Caffeine may boost an enzyme in the brain shown to protect against dementia, according to a new study.
But before you start guzzling coffee like there’s no tomorrow, it’s worth bearing a few things in mind.
Firstly, the researchers weren’t investigating the impact of coffee itself on the debilitating disease.
Rather, they were – in their own words – looking to “advance efforts to develop drugs that increase levels of this enzyme in the brain”.
Secondly, there have been plenty of studies investigating the links between coffee and dementia in the past, but the Alzheimer’s Society claims none distinguish between cause and effect. And the NHS called the results of a recent study on the topic “lukewarm at best”.
Finally, Alzheimer’s Research UK told HuffPost UK doses in the experiments are far higher than is safe for a person to consume in a day.
But none of this detracts from the latest study’s consequences for research into the holy grail of modern medicine – a drug to combat Alzheimer’s.

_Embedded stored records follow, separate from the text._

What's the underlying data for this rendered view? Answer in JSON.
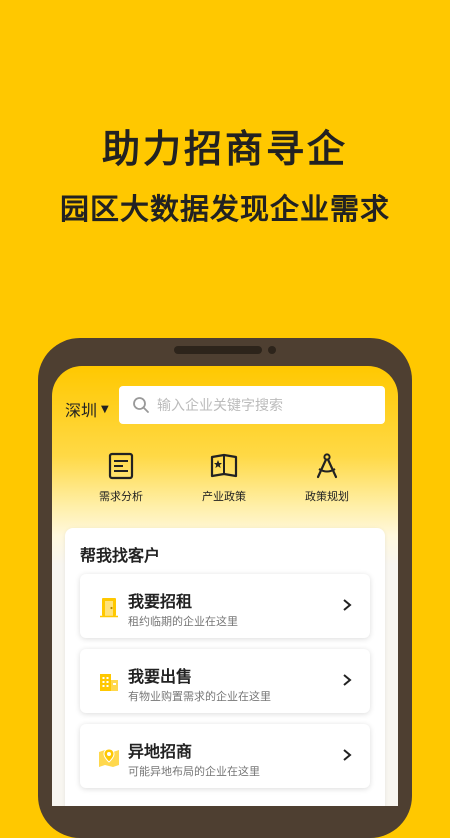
{
  "promo": {
    "headline": "助力招商寻企",
    "subheadline": "园区大数据发现企业需求"
  },
  "header": {
    "city": "深圳",
    "search_placeholder": "输入企业关键字搜索"
  },
  "quick_actions": [
    {
      "label": "需求分析",
      "icon": "report-icon"
    },
    {
      "label": "产业政策",
      "icon": "policy-book-icon"
    },
    {
      "label": "政策规划",
      "icon": "compass-icon"
    }
  ],
  "find_customers": {
    "title": "帮我找客户",
    "items": [
      {
        "title": "我要招租",
        "subtitle": "租约临期的企业在这里",
        "icon": "door-icon"
      },
      {
        "title": "我要出售",
        "subtitle": "有物业购置需求的企业在这里",
        "icon": "building-icon"
      },
      {
        "title": "异地招商",
        "subtitle": "可能异地布局的企业在这里",
        "icon": "map-pin-icon"
      }
    ]
  },
  "colors": {
    "brand_yellow": "#FFC800",
    "phone_frame": "#4E3F31",
    "text_dark": "#222222"
  }
}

So what does it actually show?
The researchers found that caffeine, along with 23 other compounds, can boost an enzyme that provides two key roles in the brain.

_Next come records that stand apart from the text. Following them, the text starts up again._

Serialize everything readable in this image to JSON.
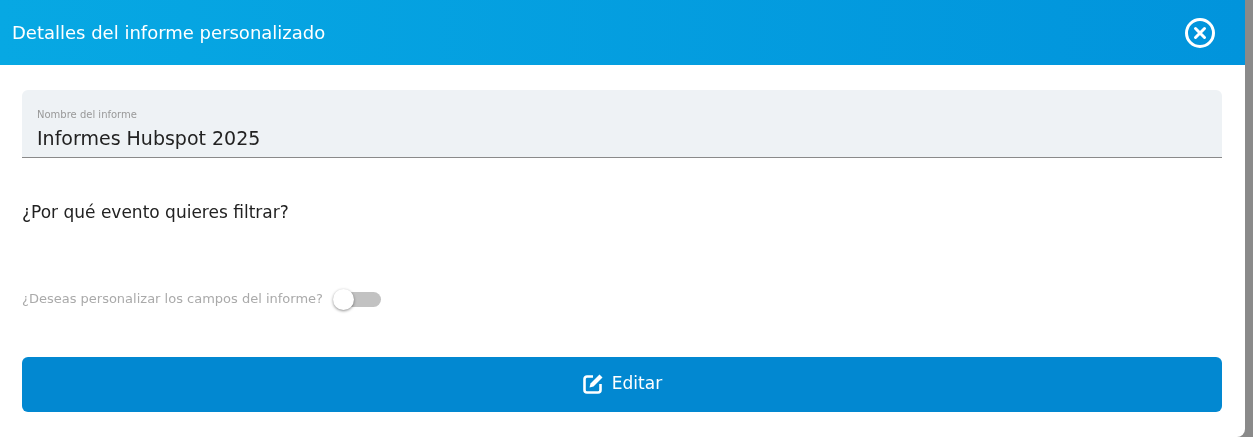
{
  "window": {
    "title": "Detalles del informe personalizado"
  },
  "report_name": {
    "label": "Nombre del informe",
    "value": "Informes Hubspot 2025"
  },
  "question": "¿Por qué evento quieres filtrar?",
  "customize_fields": {
    "label": "¿Deseas personalizar los campos del informe?",
    "on": false
  },
  "edit_button": {
    "label": "Editar"
  }
}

Firstly, NMNAT2 guards neurons from stress and secondly, provides a “chaperone function” to combat mismfolded proteins of tau, which are believed to be a hallmark of Alzheimer’s and a range of other neurodegenerative disorders, including Parkinson’s, Huntingdon’s and ALS.
To identify the key substances that could boost the activity of NMNAT2, scientists screened more than 1,280 compounds, including existing drugs.

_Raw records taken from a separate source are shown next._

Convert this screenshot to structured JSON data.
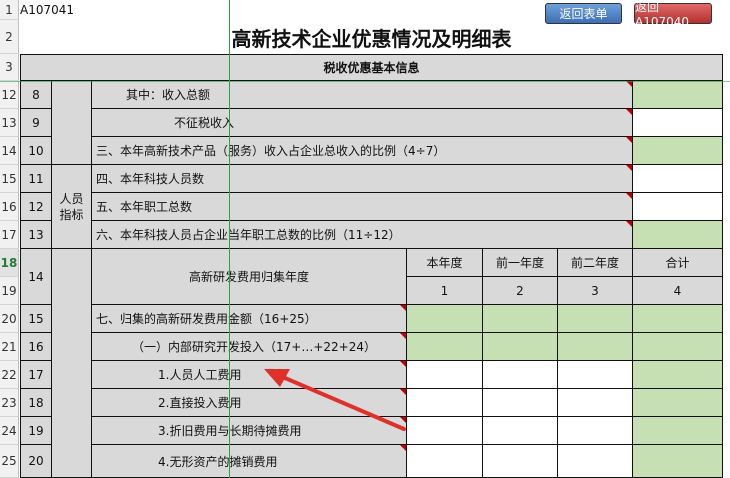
{
  "sheet": {
    "cell_ref": "A107041",
    "title": "高新技术企业优惠情况及明细表",
    "section_header": "税收优惠基本信息"
  },
  "buttons": {
    "return_table": "返回表单",
    "return_a107040": "返回A107040"
  },
  "row_numbers": [
    "1",
    "2",
    "3",
    "12",
    "13",
    "14",
    "15",
    "16",
    "17",
    "18",
    "19",
    "20",
    "21",
    "22",
    "23",
    "24",
    "25"
  ],
  "group_label": "人员\n指标",
  "rows": [
    {
      "num": "8",
      "label": "其中：收入总额"
    },
    {
      "num": "9",
      "label": "不征税收入"
    },
    {
      "num": "10",
      "label": "三、本年高新技术产品（服务）收入占企业总收入的比例（4÷7）"
    },
    {
      "num": "11",
      "label": "四、本年科技人员数"
    },
    {
      "num": "12",
      "label": "五、本年职工总数"
    },
    {
      "num": "13",
      "label": "六、本年科技人员占企业当年职工总数的比例（11÷12）"
    },
    {
      "num": "14",
      "label": "高新研发费用归集年度"
    },
    {
      "num": "15",
      "label": "七、归集的高新研发费用金额（16+25）"
    },
    {
      "num": "16",
      "label": "（一）内部研究开发投入（17+…+22+24）"
    },
    {
      "num": "17",
      "label": "1.人员人工费用"
    },
    {
      "num": "18",
      "label": "2.直接投入费用"
    },
    {
      "num": "19",
      "label": "3.折旧费用与长期待摊费用"
    },
    {
      "num": "20",
      "label": "4.无形资产的摊销费用"
    }
  ],
  "year_headers": [
    "本年度",
    "前一年度",
    "前二年度",
    "合计"
  ],
  "year_cols": [
    "1",
    "2",
    "3",
    "4"
  ],
  "colors": {
    "green_input": "#c6e0b4",
    "gray_label": "#d9d9d9",
    "arrow": "#e0302a"
  }
}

When caffeine was administered to mice with lower levels of the enzyme, production of NMNAT2 shot up to normal levels.
Critically, caffeine has also been shown to improve memory function in mice genetically modified to produce lots of misfolded tau proteins.
The study also identified rolipram, a discontinued antidepressant, as a strong boost for the production of the enzyme.
But they weren’t the only important findings. The researchers also found 13 compounds that could lower the production of the enzyme.
Hui-Chen Lu, a professor of biomolecular science at Indiana University’s Bloomington College of Arts and Sciences, led the study.
She in a statement: “Increasing our knowledge about the pathways in the brain that appear to naturally cause the decline of this necessary protein is equally as important as identifying compounds that could play a role in future treatment of these debilitating mental disorders.”
It’s important research, but if you’re looking to stave off Alzheimer’s now, it’s worth heeding the NHS’s advice.
“As the exact cause of dementia and in particular Alzheimer’s disease is not known, there is no clear way to prevent the condition. There are things you can do that may reduce your risk, such as stopping smoking and reducing alcohol intake, eating a healthy, balanced diet, and staying physically fit and mentally active.”
Dr David Reynold, chief scientific officer at Alzheimer’s Research UK said:
“When searching for potential new treatments for a condition, screening libraries of existing drugs can be a valuable approach to take. In this new study, the researchers have identified a number of drugs that are able to boost the levels of a protein indicated to be important for nerve cell health, however it is too early to say whether any of these drugs could hold potential as new dementia treatments.
“The researchers identified caffeine as having a positive effect in their study, but the doses they used in their experiments were far higher than is safe for a person to consume in a day. The study does not indicate that the everyday drinking of coffee will provide benefits for people living with dementia. Future studies will need to scrutinise exactly how these drugs are working, as this may reveal new ways to try to tackle the diseases that cause dementia.”